[Data about app and page elements]
····················
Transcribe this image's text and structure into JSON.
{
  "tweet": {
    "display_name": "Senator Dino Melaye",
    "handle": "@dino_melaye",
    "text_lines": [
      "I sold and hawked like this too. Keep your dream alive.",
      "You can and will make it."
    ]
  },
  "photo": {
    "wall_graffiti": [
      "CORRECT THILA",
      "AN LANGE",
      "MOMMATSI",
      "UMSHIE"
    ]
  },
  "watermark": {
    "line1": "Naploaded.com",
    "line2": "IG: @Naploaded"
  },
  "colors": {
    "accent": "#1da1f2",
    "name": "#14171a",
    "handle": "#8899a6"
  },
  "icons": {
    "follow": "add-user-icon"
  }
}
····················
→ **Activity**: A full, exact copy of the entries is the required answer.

→ **Written solution**:
Transcribe this image's text and structure into JSON.
{
  "tweet": {
    "display_name": "Senator Dino Melaye",
    "handle": "@dino_melaye",
    "text_lines": [
      "I sold and hawked like this too. Keep your dream alive.",
      "You can and will make it."
    ]
  },
  "photo": {
    "wall_graffiti": [
      "CORRECT THILA",
      "AN LANGE",
      "MOMMATSI",
      "UMSHIE"
    ]
  },
  "watermark": {
    "line1": "Naploaded.com",
    "line2": "IG: @Naploaded"
  },
  "colors": {
    "accent": "#1da1f2",
    "name": "#14171a",
    "handle": "#8899a6"
  },
  "icons": {
    "follow": "add-user-icon"
  }
}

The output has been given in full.